In sports, which are supposed to be one of the most convenient means for Jews to showcase their success and assimilation to the, well, goyim, the figure of the shanda stings particularly. In a volume of original essays about Jewish sports figures that I co-edited with New Republic editor Frank Foer, called Jewish Jocks, we featured a couple shandas. At book events, I am invariably asked, usually by alter kockers (literally “old farts,” but it’s usually meant affectionately, and I mean it affectionately) who make no attempt to hide their disapproval, why we stuck in an essay about Arnold Rothstein, the Jewish gangster who helped fix the 1919 World Series, and Bobby Fischer, the Jewish chess genius whose late-life conversion to total insanity placed a heavy emphasis on disgusting, unreconstructed anti-Semitism. (Actually, and this is perhaps telling, both of these essays have been published online: Rothstein, Fischer.) When pressed, I usually reply that our book was not intended to be purely celebratory; that, rather, we wanted to write a sort of fragmented history of Jews’ relationship to sports, and, like any group’s relationship to everything, that cannot be a purely happy tale.

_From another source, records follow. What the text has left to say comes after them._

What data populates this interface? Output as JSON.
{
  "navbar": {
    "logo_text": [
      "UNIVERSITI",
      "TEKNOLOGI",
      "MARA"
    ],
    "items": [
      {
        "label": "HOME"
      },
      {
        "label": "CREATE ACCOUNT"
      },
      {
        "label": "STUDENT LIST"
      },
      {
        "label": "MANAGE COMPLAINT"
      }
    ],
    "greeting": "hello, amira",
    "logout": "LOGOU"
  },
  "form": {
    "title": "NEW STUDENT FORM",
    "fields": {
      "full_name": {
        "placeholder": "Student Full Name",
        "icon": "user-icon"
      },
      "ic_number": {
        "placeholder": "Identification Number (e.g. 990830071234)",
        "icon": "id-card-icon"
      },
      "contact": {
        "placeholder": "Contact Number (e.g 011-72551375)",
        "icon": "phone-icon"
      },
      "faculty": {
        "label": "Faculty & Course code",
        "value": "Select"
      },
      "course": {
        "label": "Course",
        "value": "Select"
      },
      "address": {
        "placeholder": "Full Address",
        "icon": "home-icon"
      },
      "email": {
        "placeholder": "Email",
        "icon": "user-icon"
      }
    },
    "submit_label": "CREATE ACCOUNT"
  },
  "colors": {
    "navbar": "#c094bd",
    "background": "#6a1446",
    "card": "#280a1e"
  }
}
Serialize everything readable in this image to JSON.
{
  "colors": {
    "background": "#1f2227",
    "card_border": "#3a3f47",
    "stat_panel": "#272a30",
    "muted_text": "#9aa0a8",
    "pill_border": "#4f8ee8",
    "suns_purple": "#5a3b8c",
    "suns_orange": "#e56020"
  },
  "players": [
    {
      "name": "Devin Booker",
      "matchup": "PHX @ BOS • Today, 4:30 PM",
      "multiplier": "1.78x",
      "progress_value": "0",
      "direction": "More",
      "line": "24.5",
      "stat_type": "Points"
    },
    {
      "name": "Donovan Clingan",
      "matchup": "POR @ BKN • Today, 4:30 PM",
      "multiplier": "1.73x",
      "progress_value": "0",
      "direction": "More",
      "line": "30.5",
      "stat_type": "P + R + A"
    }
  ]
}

I stand by that. But, thinking about Braun, I also wonder whether there is not something special to the figure of the shanda in sports. Sports are a deliberately rarefied arena where only our best selves are displayed. This is why it feels especially devastating when our athletes let us down, and particularly when they cheat; this is why the shanda effect feels magnified. But the general theme of the past 50 years of sports—from, roughly, the Muhammad Ali saga, through free agency and steroids and the NCAA and head trauma up to the present, is that the moral sports fan must appreciate the complexity of what goes on off the field, and moreover allow that to inform his appreciation of what goes on on it.
I don’t see why it shouldn’t be different for the world of Jewish sports and Jewish sports fans. Ryan Braun is a shanda. It’s sad. But we probably needed one by now.